Unnikrishnan Unnikrishnan - 2 months ago 17
C# Question

How much memory is affected from StreamReader

When I use StreamReader as below, how much memory is affected. I presume since each line is read into a variable 'line', only that line remains in memory and that is overall a good thing. My purpose is not to burden memory too much when I read a very very large containing thousands of lines. A clarification will be appreciated.

string line = string.Empty;
using(StreamReader Reader = new StreamReader(@"C:\Users\UK\Panfile.txt"))
{
while((line = Reader.ReadLine())!= null)
{
//other code to process the line now being read.
}
Reader.Close(); Reader.Dispose();
}

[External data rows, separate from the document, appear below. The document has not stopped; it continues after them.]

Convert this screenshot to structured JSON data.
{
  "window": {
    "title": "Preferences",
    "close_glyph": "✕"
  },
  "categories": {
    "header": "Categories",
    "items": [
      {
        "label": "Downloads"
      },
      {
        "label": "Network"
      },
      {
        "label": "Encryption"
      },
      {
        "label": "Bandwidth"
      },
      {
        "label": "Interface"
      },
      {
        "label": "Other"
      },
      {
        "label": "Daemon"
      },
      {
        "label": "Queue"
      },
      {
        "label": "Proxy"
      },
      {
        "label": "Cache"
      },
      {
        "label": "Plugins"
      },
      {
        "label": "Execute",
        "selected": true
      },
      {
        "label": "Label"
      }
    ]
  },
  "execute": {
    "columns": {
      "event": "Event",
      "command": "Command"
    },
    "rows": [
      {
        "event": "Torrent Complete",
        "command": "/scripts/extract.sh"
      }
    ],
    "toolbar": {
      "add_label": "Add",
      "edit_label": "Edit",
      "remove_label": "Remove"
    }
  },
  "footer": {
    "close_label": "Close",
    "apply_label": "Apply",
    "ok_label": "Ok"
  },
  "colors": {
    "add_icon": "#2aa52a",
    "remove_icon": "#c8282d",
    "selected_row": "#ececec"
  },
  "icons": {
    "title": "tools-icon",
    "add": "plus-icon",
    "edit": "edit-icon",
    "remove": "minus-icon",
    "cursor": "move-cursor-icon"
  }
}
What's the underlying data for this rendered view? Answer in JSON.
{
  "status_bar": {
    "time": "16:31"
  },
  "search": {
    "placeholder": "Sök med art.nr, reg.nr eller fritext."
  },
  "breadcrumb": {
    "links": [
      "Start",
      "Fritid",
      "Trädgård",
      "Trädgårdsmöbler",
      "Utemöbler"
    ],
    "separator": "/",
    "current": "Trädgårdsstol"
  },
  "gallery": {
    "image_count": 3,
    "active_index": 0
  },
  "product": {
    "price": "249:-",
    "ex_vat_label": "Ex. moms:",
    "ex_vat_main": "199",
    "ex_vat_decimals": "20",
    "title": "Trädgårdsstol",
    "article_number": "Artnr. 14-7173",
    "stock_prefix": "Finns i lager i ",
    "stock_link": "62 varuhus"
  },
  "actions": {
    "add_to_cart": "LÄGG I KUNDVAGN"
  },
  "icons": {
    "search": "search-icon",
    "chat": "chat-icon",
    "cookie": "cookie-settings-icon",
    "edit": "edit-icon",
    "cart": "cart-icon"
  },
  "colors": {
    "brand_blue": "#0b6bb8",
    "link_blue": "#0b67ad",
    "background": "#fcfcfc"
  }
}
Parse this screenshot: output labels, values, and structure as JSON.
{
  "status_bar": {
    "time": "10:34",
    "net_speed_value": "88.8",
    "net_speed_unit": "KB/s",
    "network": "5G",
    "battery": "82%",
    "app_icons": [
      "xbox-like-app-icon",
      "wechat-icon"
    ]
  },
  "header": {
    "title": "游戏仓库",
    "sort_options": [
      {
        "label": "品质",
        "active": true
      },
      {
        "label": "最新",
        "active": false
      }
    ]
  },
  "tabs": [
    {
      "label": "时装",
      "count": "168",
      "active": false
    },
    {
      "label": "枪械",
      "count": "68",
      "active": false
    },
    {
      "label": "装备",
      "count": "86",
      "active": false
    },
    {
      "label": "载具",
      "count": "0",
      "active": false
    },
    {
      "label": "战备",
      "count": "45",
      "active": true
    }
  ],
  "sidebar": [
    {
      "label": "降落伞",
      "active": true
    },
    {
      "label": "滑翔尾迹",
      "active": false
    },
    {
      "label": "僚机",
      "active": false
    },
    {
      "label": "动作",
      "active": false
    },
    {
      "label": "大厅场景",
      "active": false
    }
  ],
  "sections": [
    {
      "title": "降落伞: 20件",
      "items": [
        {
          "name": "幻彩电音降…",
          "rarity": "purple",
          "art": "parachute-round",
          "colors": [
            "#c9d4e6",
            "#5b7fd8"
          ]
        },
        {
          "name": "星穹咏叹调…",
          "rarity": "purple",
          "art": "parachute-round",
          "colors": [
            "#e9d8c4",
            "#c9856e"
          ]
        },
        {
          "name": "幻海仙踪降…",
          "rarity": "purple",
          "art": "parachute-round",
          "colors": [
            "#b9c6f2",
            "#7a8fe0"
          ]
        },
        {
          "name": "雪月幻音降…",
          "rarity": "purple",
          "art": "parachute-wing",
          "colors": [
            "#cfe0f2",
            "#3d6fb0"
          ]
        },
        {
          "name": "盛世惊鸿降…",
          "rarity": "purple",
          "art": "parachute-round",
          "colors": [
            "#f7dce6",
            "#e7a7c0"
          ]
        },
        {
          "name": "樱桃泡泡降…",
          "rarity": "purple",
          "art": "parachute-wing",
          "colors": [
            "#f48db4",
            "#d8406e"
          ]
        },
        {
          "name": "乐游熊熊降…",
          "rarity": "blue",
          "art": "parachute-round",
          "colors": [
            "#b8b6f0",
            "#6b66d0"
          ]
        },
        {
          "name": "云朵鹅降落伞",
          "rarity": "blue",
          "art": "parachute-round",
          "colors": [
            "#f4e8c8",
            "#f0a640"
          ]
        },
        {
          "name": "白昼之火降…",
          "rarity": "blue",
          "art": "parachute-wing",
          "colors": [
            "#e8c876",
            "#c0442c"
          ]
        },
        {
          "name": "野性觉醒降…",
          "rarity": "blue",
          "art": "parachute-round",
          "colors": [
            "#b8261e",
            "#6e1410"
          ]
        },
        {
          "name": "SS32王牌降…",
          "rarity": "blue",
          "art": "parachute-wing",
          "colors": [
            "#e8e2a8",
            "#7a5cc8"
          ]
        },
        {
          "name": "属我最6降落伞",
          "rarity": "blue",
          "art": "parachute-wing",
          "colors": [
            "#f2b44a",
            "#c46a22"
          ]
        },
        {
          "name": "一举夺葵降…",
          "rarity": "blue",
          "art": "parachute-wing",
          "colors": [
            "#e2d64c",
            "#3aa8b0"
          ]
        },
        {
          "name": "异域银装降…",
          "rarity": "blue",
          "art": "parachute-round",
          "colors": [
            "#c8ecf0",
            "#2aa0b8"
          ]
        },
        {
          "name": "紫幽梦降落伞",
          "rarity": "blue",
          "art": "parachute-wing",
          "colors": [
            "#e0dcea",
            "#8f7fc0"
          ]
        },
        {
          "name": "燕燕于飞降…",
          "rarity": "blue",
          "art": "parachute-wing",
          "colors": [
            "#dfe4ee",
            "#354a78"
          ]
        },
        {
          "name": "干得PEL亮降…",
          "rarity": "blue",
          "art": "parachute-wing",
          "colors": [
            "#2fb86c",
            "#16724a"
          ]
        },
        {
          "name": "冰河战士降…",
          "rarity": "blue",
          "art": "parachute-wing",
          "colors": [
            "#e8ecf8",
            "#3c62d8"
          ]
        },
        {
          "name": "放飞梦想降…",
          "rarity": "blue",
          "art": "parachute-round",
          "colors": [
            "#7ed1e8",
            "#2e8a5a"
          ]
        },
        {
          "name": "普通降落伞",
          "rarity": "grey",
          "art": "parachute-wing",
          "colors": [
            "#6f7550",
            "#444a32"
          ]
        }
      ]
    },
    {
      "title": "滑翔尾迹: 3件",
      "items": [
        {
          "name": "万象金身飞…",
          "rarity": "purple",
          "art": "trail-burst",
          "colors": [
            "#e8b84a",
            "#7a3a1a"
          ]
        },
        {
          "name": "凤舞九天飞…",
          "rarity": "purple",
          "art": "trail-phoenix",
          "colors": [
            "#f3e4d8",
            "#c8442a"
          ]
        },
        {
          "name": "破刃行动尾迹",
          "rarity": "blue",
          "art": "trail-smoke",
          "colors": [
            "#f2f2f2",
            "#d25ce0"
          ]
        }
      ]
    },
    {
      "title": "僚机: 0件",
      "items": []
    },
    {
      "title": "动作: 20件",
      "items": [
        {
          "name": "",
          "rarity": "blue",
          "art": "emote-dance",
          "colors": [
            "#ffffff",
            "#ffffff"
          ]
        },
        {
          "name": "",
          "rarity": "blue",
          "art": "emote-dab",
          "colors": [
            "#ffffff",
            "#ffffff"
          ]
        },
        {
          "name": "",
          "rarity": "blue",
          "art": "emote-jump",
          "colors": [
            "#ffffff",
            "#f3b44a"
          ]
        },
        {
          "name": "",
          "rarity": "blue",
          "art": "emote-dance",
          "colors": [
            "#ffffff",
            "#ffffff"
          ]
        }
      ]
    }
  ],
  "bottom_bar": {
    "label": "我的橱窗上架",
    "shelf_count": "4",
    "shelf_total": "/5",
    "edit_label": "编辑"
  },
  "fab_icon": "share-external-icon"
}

Answer

A StreamReader will use byteBuffer.Length of memory between calls. If you have not specified a default it uses 1024 bytes. It also allocates a char[] charBuffer of size encoding.GetMaxCharCount(bufferSize); which allocates two bytes per element in the array.

If you do not pass in a Stream object and let it generate it's own FileStream it will use a default filestream buffer of 4096.

The ReadLine call itself will allocate a StringBuilder internally and will read data into the byteBuffer then decode the bytes and store it in the charBuffer, it will then copy the chars out of the charBuffer and into the StringBuilder which then is returned to you via a .ToString() call.

So in summary, new StreamReader(@"C:\Users\UK\Panfile.txt") at rest it will will allocate 1024 + (1025 * 2) + 40961 bytes of memory (5120 total), and during the ReadLine call it will allocate at most an additional line.Length * 2 + StringBuilderOverhead + line.Length * 22. The *2's you see are for the char[] because each char takes up two bytes.


1:byteBuffer + charBuffer + the FileStream buffer
2:The char[] internal to the StringBuilder + Any slack space in the string builder buffer + the string returned by the .ToString() call.